== Input data ==
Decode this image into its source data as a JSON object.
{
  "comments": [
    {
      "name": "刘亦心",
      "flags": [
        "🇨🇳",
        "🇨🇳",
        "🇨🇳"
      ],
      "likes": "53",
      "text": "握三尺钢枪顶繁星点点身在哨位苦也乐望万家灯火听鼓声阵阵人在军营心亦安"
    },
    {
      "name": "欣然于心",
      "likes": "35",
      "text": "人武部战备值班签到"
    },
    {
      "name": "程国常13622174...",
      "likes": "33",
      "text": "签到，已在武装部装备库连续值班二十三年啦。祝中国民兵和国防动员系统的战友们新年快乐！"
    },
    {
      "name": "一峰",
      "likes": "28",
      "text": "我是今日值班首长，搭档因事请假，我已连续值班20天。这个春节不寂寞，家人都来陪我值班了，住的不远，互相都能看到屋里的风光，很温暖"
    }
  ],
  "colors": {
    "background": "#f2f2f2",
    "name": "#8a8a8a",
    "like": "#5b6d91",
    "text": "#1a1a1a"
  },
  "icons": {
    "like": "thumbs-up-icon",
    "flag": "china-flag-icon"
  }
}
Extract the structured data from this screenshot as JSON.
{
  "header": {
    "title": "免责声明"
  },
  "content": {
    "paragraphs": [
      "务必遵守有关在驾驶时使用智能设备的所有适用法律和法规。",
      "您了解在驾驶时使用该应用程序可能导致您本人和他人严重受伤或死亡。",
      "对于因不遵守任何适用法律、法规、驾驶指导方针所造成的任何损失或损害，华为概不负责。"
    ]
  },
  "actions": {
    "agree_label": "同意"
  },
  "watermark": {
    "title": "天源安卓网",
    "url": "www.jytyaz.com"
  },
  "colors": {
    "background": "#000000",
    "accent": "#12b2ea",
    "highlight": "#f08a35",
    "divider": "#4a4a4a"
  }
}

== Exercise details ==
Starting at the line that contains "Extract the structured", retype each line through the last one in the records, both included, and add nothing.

== Output ==
Extract the structured data from this screenshot as JSON.
{
  "header": {
    "title": "免责声明"
  },
  "content": {
    "paragraphs": [
      "务必遵守有关在驾驶时使用智能设备的所有适用法律和法规。",
      "您了解在驾驶时使用该应用程序可能导致您本人和他人严重受伤或死亡。",
      "对于因不遵守任何适用法律、法规、驾驶指导方针所造成的任何损失或损害，华为概不负责。"
    ]
  },
  "actions": {
    "agree_label": "同意"
  },
  "watermark": {
    "title": "天源安卓网",
    "url": "www.jytyaz.com"
  },
  "colors": {
    "background": "#000000",
    "accent": "#12b2ea",
    "highlight": "#f08a35",
    "divider": "#4a4a4a"
  }
}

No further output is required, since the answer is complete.